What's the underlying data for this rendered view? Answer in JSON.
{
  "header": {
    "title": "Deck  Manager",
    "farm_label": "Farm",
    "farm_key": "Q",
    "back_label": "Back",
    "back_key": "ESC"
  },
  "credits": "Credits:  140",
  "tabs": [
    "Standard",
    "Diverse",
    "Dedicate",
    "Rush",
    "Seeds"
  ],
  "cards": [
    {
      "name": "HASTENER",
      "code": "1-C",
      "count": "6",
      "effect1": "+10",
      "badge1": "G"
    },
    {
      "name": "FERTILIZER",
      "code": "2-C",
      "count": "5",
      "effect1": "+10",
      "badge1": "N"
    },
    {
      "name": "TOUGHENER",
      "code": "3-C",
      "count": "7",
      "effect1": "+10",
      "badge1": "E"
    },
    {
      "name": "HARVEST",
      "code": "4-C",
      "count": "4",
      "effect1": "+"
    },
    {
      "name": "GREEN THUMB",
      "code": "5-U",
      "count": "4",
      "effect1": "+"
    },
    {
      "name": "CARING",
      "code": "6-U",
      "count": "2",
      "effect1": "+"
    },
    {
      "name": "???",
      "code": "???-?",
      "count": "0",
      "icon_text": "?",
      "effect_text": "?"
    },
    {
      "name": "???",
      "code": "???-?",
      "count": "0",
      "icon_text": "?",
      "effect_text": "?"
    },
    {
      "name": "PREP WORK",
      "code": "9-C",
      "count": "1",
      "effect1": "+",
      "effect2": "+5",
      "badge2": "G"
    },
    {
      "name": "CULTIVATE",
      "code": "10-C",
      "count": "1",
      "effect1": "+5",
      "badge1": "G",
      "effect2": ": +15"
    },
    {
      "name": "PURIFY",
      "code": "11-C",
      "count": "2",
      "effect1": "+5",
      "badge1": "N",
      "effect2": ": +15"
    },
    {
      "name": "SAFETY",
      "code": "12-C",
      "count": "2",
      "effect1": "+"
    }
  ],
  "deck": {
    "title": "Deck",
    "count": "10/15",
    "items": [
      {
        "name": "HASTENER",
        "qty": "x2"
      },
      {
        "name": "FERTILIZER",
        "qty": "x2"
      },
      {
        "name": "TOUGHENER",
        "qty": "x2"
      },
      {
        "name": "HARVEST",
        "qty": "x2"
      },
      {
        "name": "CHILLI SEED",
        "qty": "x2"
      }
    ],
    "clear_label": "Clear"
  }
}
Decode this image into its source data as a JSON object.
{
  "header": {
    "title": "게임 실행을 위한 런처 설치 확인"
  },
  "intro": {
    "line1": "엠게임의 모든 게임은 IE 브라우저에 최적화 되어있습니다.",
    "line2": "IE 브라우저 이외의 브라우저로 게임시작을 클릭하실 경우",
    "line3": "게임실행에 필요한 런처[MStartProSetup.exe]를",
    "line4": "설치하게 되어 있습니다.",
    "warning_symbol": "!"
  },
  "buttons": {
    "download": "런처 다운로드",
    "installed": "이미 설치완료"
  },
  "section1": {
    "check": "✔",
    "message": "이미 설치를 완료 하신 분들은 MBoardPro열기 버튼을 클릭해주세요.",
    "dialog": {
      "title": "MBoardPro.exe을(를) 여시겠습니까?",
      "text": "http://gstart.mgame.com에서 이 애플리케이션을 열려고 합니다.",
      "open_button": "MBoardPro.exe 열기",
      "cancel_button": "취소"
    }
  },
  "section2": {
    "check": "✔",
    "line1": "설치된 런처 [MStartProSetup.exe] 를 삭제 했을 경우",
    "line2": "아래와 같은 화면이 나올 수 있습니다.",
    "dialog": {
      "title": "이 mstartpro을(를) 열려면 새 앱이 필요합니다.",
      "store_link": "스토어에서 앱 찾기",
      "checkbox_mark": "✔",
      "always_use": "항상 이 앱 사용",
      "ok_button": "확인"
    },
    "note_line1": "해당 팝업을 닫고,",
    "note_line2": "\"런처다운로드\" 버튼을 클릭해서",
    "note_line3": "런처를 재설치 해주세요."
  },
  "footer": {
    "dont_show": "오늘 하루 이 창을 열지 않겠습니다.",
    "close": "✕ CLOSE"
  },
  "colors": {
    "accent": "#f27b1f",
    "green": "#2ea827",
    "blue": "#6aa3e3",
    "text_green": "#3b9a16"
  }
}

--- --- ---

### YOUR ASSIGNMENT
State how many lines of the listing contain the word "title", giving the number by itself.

### ANSWER TO THIS PROBLEM
5